Task brief:
The required result is every line of the records that includes "icon".

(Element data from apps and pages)
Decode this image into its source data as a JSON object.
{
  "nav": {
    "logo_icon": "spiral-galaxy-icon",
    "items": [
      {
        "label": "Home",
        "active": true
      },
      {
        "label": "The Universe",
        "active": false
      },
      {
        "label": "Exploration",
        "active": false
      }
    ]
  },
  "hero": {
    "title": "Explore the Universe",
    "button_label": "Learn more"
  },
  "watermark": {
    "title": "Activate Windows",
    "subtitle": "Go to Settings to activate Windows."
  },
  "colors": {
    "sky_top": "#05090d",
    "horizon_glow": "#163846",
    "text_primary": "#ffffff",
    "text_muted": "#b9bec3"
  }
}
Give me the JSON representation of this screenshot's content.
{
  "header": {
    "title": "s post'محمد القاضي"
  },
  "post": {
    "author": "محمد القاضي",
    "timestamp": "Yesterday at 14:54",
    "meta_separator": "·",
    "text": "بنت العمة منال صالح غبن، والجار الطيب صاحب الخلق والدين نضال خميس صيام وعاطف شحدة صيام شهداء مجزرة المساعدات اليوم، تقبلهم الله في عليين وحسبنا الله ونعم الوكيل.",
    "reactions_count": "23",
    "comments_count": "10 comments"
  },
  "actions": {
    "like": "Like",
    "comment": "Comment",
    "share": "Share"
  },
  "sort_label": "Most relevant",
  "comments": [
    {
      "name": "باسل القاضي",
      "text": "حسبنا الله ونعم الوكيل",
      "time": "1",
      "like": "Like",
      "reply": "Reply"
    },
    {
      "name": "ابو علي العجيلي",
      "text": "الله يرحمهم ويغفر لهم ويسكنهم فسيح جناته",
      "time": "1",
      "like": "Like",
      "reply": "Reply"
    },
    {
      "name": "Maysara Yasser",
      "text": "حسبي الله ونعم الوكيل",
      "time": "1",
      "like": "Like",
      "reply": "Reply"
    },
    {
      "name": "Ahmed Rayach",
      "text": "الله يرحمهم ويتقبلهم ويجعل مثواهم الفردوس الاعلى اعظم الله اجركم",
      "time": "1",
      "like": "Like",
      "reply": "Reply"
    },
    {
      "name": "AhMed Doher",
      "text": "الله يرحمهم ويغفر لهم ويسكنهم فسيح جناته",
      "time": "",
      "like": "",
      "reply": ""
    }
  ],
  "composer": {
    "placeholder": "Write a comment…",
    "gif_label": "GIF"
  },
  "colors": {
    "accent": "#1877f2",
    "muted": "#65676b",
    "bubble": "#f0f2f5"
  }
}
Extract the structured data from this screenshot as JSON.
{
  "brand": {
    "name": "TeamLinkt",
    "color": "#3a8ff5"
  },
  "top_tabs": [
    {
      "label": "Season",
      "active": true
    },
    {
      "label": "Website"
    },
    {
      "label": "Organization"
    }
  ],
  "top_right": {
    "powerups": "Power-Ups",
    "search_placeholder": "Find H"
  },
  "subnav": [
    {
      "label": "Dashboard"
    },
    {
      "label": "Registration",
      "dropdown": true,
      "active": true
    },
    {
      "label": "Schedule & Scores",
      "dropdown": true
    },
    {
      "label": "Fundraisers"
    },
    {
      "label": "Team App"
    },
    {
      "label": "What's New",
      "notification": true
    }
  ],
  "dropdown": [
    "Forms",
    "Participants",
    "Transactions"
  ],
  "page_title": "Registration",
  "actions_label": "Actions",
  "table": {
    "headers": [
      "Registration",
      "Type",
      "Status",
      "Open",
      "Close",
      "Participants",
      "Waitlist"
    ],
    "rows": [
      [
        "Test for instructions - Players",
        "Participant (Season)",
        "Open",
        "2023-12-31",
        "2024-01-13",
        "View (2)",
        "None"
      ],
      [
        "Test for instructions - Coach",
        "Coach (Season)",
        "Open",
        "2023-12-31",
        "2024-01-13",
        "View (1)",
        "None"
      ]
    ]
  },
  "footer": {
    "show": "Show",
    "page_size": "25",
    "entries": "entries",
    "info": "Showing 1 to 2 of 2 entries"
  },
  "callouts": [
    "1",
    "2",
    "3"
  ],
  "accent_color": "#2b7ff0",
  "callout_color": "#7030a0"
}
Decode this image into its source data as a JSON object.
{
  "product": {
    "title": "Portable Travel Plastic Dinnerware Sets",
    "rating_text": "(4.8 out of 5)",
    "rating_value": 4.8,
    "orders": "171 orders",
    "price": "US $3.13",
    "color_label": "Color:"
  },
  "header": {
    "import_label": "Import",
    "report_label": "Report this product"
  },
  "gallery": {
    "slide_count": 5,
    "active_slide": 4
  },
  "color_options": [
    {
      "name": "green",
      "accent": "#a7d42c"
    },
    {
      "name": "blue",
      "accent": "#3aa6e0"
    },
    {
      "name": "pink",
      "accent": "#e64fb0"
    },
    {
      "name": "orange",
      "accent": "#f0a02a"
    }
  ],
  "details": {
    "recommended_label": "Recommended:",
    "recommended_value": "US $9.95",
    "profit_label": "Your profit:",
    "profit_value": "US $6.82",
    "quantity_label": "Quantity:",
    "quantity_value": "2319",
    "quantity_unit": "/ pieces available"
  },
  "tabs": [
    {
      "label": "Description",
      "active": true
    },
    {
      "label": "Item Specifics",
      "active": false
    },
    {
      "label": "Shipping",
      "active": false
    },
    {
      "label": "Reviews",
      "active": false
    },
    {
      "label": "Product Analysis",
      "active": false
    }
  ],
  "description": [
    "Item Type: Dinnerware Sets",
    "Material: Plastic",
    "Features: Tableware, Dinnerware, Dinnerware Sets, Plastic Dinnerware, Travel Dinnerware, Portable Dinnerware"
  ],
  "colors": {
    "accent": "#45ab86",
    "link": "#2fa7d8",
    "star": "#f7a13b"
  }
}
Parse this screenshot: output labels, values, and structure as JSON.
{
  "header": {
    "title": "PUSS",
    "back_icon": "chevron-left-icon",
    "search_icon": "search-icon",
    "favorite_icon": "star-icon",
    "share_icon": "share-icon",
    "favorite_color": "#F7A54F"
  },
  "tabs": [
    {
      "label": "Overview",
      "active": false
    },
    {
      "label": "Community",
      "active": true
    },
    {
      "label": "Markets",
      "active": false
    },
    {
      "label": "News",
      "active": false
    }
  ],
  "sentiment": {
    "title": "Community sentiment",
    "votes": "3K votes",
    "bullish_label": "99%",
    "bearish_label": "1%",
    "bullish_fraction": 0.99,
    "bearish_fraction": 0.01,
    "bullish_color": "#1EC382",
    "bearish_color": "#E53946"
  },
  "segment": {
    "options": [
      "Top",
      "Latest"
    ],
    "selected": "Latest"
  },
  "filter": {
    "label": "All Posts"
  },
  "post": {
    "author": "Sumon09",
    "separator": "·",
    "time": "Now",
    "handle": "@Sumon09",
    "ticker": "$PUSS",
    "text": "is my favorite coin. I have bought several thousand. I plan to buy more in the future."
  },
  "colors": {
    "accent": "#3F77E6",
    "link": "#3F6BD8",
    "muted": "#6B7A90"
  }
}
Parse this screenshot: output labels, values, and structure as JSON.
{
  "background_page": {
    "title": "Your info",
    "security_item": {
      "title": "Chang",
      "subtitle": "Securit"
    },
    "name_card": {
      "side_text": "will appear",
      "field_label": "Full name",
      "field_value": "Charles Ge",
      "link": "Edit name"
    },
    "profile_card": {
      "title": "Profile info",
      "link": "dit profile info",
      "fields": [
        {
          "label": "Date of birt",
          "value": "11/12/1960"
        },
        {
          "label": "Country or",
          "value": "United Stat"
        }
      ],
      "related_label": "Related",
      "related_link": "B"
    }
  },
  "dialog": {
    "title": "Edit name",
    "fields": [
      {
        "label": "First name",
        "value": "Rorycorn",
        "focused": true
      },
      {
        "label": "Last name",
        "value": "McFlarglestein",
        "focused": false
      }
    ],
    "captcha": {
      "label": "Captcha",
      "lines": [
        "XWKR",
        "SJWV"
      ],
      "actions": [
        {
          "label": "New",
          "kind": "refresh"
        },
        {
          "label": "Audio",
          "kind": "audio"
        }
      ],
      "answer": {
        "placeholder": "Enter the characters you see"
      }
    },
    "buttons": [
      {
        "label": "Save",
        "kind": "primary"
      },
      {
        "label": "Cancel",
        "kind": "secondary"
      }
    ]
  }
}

Answer box:
    "logo_icon": "spiral-galaxy-icon",
    "back_icon": "chevron-left-icon",
    "search_icon": "search-icon",
    "favorite_icon": "star-icon",
    "share_icon": "share-icon",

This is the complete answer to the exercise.